● Your instructions
Find every line in the records that holds the string "filename". Copy each one.

● The data
*** Block opens ***
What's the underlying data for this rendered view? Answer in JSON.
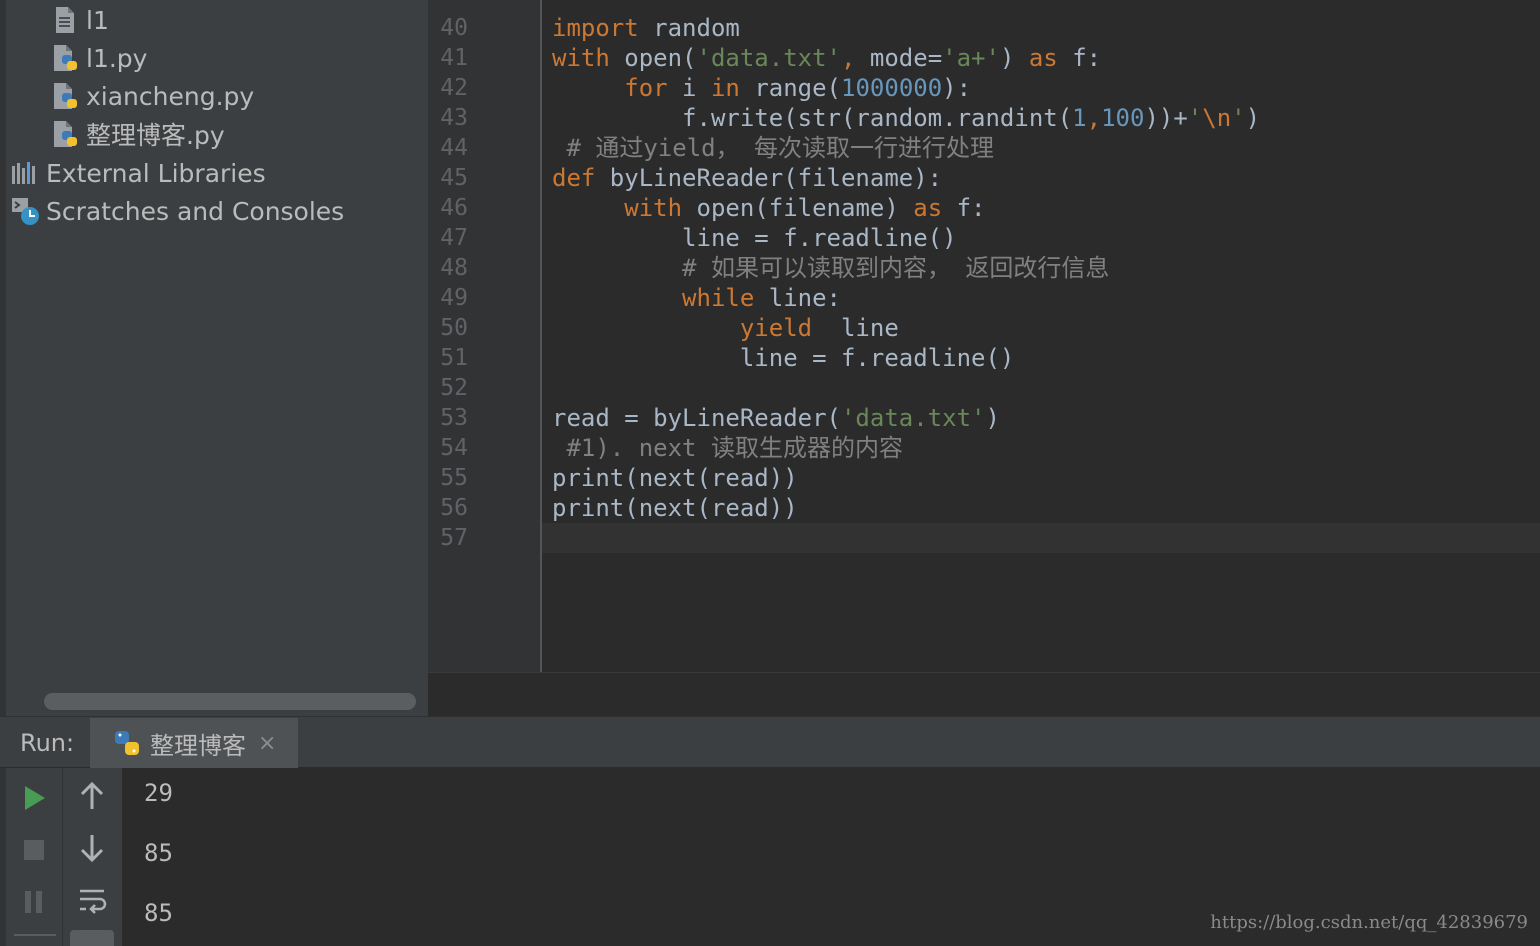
{
  "project_tree": {
    "items": [
      {
        "label": "l1",
        "icon": "text-file-icon"
      },
      {
        "label": "l1.py",
        "icon": "python-file-icon"
      },
      {
        "label": "xiancheng.py",
        "icon": "python-file-icon"
      },
      {
        "label": "整理博客.py",
        "icon": "python-file-icon"
      },
      {
        "label": "External Libraries",
        "icon": "libraries-icon"
      },
      {
        "label": "Scratches and Consoles",
        "icon": "scratches-icon"
      }
    ]
  },
  "editor": {
    "line_numbers": [
      "40",
      "41",
      "42",
      "43",
      "44",
      "45",
      "46",
      "47",
      "48",
      "49",
      "50",
      "51",
      "52",
      "53",
      "54",
      "55",
      "56",
      "57"
    ],
    "lines": [
      [
        {
          "t": "kw",
          "v": "import "
        },
        {
          "t": "idf",
          "v": "random"
        }
      ],
      [
        {
          "t": "kw",
          "v": "with "
        },
        {
          "t": "idf",
          "v": "open("
        },
        {
          "t": "str",
          "v": "'data.txt'"
        },
        {
          "t": "kw",
          "v": ", "
        },
        {
          "t": "idf",
          "v": "mode="
        },
        {
          "t": "str",
          "v": "'a+'"
        },
        {
          "t": "idf",
          "v": ") "
        },
        {
          "t": "kw",
          "v": "as "
        },
        {
          "t": "idf",
          "v": "f:"
        }
      ],
      [
        {
          "t": "kw",
          "v": "     for "
        },
        {
          "t": "idf",
          "v": "i "
        },
        {
          "t": "kw",
          "v": "in "
        },
        {
          "t": "idf",
          "v": "range("
        },
        {
          "t": "num",
          "v": "1000000"
        },
        {
          "t": "idf",
          "v": "):"
        }
      ],
      [
        {
          "t": "idf",
          "v": "         f.write(str(random.randint("
        },
        {
          "t": "num",
          "v": "1"
        },
        {
          "t": "kw",
          "v": ","
        },
        {
          "t": "num",
          "v": "100"
        },
        {
          "t": "idf",
          "v": "))+"
        },
        {
          "t": "str",
          "v": "'"
        },
        {
          "t": "kw",
          "v": "\\n"
        },
        {
          "t": "str",
          "v": "'"
        },
        {
          "t": "idf",
          "v": ")"
        }
      ],
      [
        {
          "t": "cm",
          "v": " # 通过yield， 每次读取一行进行处理"
        }
      ],
      [
        {
          "t": "kw",
          "v": "def "
        },
        {
          "t": "idf",
          "v": "byLineReader(filename):"
        }
      ],
      [
        {
          "t": "kw",
          "v": "     with "
        },
        {
          "t": "idf",
          "v": "open(filename) "
        },
        {
          "t": "kw",
          "v": "as "
        },
        {
          "t": "idf",
          "v": "f:"
        }
      ],
      [
        {
          "t": "idf",
          "v": "         line = f.readline()"
        }
      ],
      [
        {
          "t": "cm",
          "v": "         # 如果可以读取到内容， 返回改行信息"
        }
      ],
      [
        {
          "t": "kw",
          "v": "         while "
        },
        {
          "t": "idf",
          "v": "line:"
        }
      ],
      [
        {
          "t": "kw",
          "v": "             yield  "
        },
        {
          "t": "idf",
          "v": "line"
        }
      ],
      [
        {
          "t": "idf",
          "v": "             line = f.readline()"
        }
      ],
      [],
      [
        {
          "t": "idf",
          "v": "read = byLineReader("
        },
        {
          "t": "str",
          "v": "'data.txt'"
        },
        {
          "t": "idf",
          "v": ")"
        }
      ],
      [
        {
          "t": "cm",
          "v": " #1). next 读取生成器的内容"
        }
      ],
      [
        {
          "t": "idf",
          "v": "print(next(read))"
        }
      ],
      [
        {
          "t": "idf",
          "v": "print(next(read))"
        }
      ],
      []
    ]
  },
  "run_panel": {
    "label": "Run:",
    "tab_label": "整理博客",
    "tab_close": "×",
    "output": [
      "29",
      "85",
      "85"
    ]
  },
  "watermark": "https://blog.csdn.net/qq_42839679",
  "colors": {
    "keyword": "#cc7832",
    "string": "#6a8759",
    "number": "#6897bb",
    "comment": "#808080",
    "identifier": "#a9b7c6",
    "run_green": "#499c54"
  }
}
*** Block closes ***
● Task response
          "v": "byLineReader(filename):"
          "v": "open(filename) "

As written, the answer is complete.